--- Extracted entries Enclosed Below ---
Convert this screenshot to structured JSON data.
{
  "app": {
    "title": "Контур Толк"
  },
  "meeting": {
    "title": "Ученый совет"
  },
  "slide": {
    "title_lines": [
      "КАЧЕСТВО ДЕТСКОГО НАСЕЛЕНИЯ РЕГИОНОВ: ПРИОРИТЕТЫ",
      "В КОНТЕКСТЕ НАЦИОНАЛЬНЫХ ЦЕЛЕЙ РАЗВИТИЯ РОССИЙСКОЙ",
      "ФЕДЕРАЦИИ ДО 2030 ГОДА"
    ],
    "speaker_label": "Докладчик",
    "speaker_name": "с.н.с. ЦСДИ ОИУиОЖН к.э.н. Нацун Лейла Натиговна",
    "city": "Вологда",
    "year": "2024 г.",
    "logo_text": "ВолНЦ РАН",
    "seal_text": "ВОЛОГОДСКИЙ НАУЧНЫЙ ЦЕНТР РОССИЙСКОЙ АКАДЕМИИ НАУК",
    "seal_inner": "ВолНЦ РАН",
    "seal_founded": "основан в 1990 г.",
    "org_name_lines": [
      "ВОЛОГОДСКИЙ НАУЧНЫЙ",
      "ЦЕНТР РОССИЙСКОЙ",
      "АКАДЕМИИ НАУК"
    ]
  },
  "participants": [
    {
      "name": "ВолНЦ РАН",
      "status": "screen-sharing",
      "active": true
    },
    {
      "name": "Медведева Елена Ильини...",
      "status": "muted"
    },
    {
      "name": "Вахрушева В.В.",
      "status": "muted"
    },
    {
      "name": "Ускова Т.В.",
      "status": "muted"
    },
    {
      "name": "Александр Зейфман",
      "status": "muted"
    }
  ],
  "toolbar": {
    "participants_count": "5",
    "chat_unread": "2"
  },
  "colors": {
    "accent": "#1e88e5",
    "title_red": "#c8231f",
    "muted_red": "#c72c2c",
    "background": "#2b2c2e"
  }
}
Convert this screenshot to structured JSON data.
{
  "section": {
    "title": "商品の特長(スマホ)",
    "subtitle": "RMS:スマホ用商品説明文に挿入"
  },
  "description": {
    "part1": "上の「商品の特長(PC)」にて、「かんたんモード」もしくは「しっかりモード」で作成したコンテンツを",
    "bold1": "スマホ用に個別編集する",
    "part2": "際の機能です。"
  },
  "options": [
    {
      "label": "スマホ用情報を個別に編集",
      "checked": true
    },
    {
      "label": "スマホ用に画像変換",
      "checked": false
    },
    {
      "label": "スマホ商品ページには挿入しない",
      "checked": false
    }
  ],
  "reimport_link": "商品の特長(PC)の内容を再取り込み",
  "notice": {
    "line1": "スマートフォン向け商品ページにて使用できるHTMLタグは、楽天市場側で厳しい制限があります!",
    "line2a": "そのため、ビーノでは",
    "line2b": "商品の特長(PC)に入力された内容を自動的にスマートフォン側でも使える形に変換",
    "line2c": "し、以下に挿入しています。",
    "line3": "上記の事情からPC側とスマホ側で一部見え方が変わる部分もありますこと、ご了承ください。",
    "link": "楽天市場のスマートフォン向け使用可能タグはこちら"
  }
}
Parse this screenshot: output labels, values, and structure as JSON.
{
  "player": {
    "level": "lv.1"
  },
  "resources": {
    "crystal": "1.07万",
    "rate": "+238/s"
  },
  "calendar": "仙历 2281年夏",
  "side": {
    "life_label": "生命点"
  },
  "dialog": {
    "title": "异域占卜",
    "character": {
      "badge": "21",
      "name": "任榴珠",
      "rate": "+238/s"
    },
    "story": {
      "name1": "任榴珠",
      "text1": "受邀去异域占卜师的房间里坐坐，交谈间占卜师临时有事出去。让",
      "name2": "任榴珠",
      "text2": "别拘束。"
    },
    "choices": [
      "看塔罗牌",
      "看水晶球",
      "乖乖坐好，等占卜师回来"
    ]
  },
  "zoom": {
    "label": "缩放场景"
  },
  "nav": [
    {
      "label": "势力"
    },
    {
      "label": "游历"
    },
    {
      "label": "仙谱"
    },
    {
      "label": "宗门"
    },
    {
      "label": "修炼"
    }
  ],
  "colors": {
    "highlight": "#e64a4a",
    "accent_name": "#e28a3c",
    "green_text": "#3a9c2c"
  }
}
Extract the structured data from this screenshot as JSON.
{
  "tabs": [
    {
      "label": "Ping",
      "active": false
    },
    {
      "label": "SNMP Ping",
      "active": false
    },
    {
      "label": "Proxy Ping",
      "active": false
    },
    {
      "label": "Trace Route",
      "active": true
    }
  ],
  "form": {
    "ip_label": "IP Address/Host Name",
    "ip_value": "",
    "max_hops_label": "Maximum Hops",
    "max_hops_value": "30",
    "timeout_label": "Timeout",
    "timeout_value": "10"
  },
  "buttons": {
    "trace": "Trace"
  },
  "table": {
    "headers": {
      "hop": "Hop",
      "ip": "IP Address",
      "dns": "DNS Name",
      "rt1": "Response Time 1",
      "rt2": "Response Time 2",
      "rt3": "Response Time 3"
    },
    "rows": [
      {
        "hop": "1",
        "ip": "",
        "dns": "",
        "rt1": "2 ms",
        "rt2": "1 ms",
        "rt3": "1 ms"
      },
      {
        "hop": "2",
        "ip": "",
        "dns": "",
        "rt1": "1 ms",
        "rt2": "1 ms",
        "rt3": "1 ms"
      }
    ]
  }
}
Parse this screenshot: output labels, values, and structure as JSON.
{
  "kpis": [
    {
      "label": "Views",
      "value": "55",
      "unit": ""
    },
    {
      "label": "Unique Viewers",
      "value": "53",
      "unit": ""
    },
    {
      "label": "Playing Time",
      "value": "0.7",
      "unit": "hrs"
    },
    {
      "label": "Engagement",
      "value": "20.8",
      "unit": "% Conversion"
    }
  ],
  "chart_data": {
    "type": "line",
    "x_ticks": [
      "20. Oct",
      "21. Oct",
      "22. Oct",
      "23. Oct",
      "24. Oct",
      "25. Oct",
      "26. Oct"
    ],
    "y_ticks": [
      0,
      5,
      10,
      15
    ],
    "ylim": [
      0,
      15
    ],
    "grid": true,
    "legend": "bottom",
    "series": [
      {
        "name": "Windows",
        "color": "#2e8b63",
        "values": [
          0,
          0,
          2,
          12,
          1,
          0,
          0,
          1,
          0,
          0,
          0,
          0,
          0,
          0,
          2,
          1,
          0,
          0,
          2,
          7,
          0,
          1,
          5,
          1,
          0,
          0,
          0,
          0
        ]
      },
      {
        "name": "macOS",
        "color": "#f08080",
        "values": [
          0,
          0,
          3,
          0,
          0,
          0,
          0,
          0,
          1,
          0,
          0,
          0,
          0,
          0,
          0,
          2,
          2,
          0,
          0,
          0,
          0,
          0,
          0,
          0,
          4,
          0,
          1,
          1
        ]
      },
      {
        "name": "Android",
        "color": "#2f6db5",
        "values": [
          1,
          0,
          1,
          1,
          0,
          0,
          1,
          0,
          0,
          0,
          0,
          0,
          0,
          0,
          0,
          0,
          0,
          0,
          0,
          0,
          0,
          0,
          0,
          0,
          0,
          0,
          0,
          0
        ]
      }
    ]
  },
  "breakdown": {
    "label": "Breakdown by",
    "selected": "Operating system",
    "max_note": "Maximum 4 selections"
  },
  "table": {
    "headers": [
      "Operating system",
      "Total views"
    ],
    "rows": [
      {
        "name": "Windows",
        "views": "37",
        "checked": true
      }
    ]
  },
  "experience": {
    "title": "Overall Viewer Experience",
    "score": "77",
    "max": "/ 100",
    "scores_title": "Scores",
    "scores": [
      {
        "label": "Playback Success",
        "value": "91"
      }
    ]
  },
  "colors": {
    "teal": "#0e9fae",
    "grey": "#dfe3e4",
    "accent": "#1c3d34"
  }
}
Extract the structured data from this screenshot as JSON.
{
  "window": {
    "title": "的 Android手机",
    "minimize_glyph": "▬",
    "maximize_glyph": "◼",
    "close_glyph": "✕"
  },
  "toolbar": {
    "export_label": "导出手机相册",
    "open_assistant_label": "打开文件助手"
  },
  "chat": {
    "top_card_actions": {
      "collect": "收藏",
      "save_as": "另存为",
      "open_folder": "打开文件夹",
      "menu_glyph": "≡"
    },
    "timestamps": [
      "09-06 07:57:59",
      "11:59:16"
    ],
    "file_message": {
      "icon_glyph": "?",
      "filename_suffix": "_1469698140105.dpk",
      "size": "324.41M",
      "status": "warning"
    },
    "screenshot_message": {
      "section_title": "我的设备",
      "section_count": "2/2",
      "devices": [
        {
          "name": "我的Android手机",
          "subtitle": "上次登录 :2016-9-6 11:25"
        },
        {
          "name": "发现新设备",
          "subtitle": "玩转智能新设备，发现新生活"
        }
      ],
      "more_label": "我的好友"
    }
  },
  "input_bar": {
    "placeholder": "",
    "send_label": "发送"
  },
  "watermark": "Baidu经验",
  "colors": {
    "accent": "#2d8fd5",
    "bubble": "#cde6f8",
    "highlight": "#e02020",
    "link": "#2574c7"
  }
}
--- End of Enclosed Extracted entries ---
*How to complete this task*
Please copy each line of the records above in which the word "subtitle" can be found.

*Solved exercise*
    "subtitle": "RMS:スマホ用商品説明文に挿入"
          "subtitle": "上次登录 :2016-9-6 11:25"
          "subtitle": "玩转智能新设备，发现新生活"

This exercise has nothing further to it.